1. Mineralization: This is the most common way fossils form. When an organism dies and is buried by sediment (like mud or sand), minerals in the sediment can replace the organic material in the organism's bones or other hard parts. Over time, these minerals will harden and become rock, preserving the shape of the original organism.
2. Mold and cast: Sometimes, instead of being mineralized, a fossil can leave behind a mold and a cast. If an organism's remains are buried in fine sediment that hardens around it, it can create a mold of the organism's shape. If the mold is then filled with sediment or minerals that harden, it creates a cast that preserves the shape of the original organism.
3. Compression: Some fossils are formed when an organism's soft tissues are compressed and flattened, leaving behind an imprint. This can happen if an organism is buried quickly and completely, so that there's no oxygen to allow decay.

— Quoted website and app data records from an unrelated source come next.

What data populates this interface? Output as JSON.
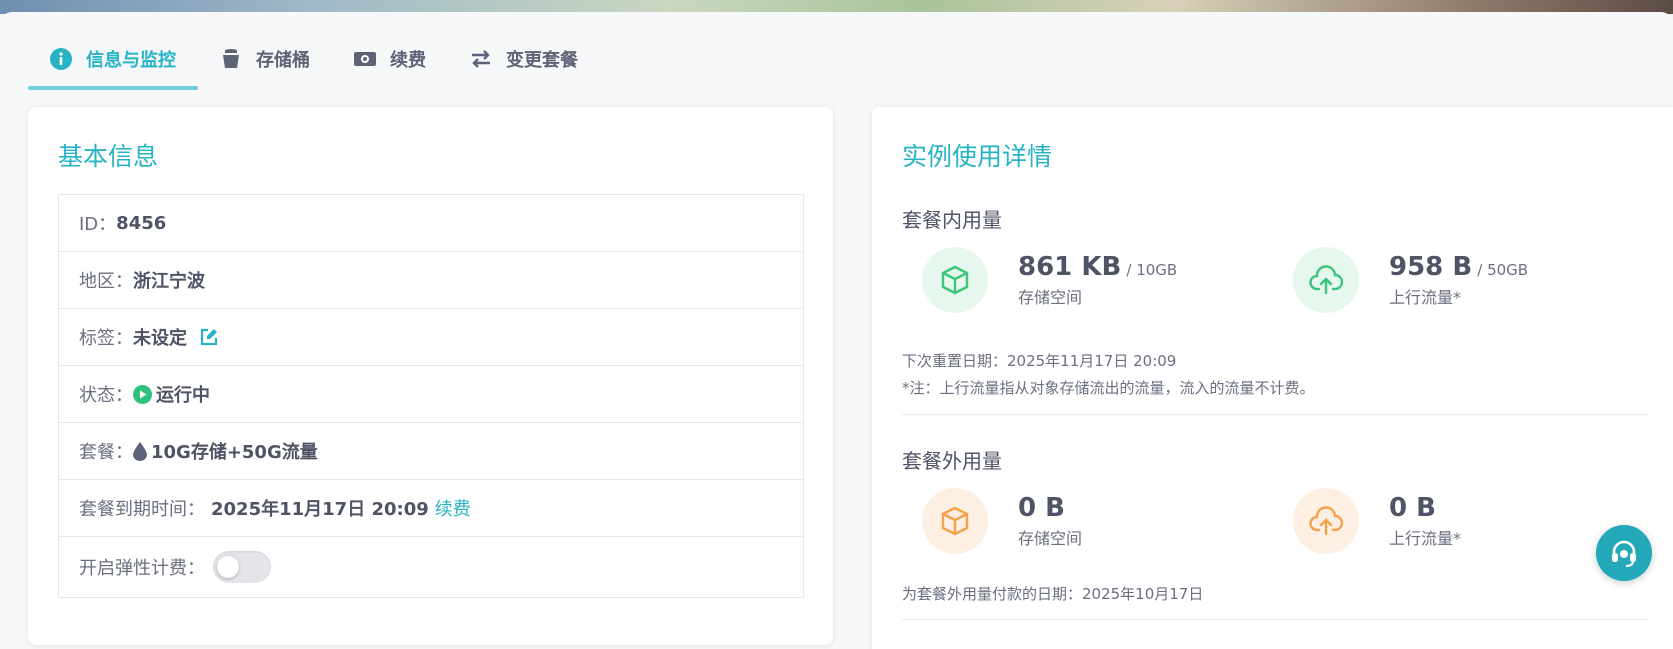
{
  "tabs": [
    {
      "label": "信息与监控",
      "icon": "info-icon"
    },
    {
      "label": "存储桶",
      "icon": "bucket-icon"
    },
    {
      "label": "续费",
      "icon": "money-icon"
    },
    {
      "label": "变更套餐",
      "icon": "swap-icon"
    }
  ],
  "basic": {
    "title": "基本信息",
    "id_label": "ID：",
    "id_value": "8456",
    "region_label": "地区：",
    "region_value": "浙江宁波",
    "tag_label": "标签：",
    "tag_value": "未设定",
    "status_label": "状态：",
    "status_value": "运行中",
    "plan_label": "套餐：",
    "plan_value": "10G存储+50G流量",
    "expire_label": "套餐到期时间：",
    "expire_value": "2025年11月17日 20:09",
    "renew_link": "续费",
    "elastic_label": "开启弹性计费：",
    "elastic_on": false
  },
  "usage": {
    "title": "实例使用详情",
    "in_plan_title": "套餐内用量",
    "storage_value": "861 KB",
    "storage_quota": "/ 10GB",
    "storage_label": "存储空间",
    "traffic_value": "958 B",
    "traffic_quota": "/ 50GB",
    "traffic_label": "上行流量*",
    "reset_note": "下次重置日期：2025年11月17日 20:09",
    "traffic_note": "*注：上行流量指从对象存储流出的流量，流入的流量不计费。",
    "out_plan_title": "套餐外用量",
    "out_storage_value": "0 B",
    "out_storage_label": "存储空间",
    "out_traffic_value": "0 B",
    "out_traffic_label": "上行流量*",
    "pay_note": "为套餐外用量付款的日期：2025年10月17日"
  },
  "colors": {
    "accent": "#27b3c4",
    "green": "#3cc47c",
    "orange": "#f5a04a",
    "running": "#2ec27e"
  }
}
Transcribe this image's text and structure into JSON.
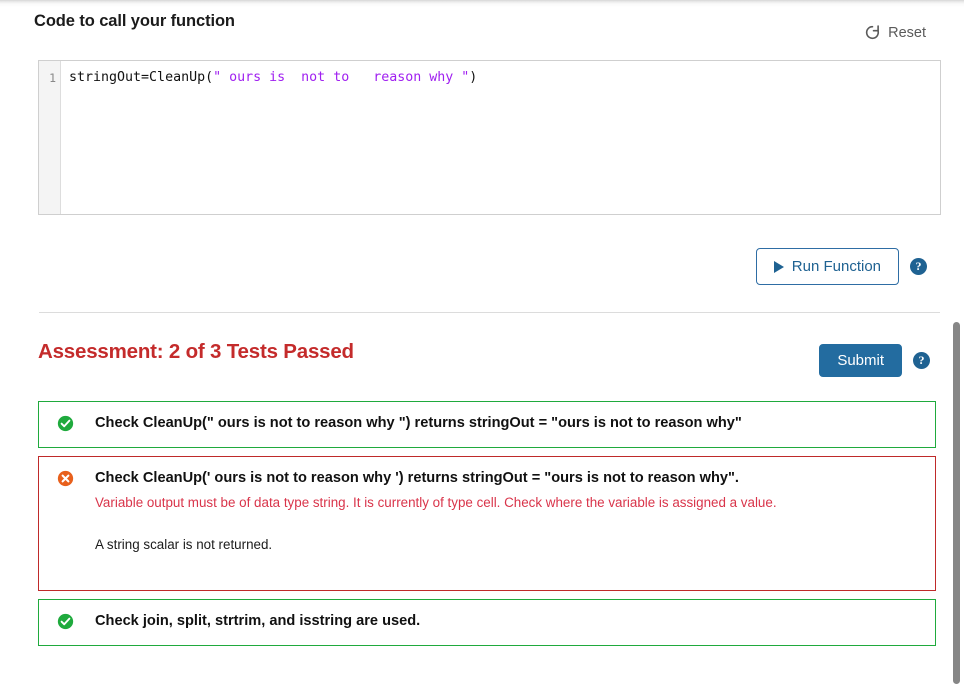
{
  "header": {
    "section_title": "Code to call your function",
    "reset_label": "Reset",
    "reset_icon": "refresh-icon"
  },
  "editor": {
    "line_number": "1",
    "code_prefix": "stringOut=CleanUp(",
    "code_string": "\" ours is  not to   reason why \"",
    "code_suffix": ")",
    "string_color": "#a020f0"
  },
  "actions": {
    "run_label": "Run Function",
    "run_icon": "play-icon",
    "run_help_icon": "help-icon",
    "submit_label": "Submit",
    "submit_help_icon": "help-icon",
    "accent_blue": "#1f6292",
    "submit_bg": "#236ca0"
  },
  "assessment": {
    "title": "Assessment: 2 of 3 Tests Passed",
    "title_color": "#c42b2b",
    "pass_color": "#1faa3d",
    "fail_color": "#bf2a2a",
    "tests": [
      {
        "status": "pass",
        "icon": "check-circle-icon",
        "text": "Check CleanUp(\" ours is not to reason why \") returns stringOut = \"ours is not to reason why\"",
        "error": "",
        "note": ""
      },
      {
        "status": "fail",
        "icon": "error-circle-icon",
        "text": "Check CleanUp(' ours is not to reason why ') returns stringOut = \"ours is not to reason why\".",
        "error": "Variable output must be of data type string. It is currently of type cell. Check where the variable is assigned a value.",
        "note": "A string scalar is not returned."
      },
      {
        "status": "pass",
        "icon": "check-circle-icon",
        "text": "Check join, split, strtrim, and isstring are used.",
        "error": "",
        "note": ""
      }
    ]
  },
  "scrollbar": {
    "orientation": "vertical"
  }
}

There are many other ways that fossils can form, including freezing, drying, and even getting stuck in tree resin (which can eventually become amber). However, the three examples above are the most common ways that fossils form.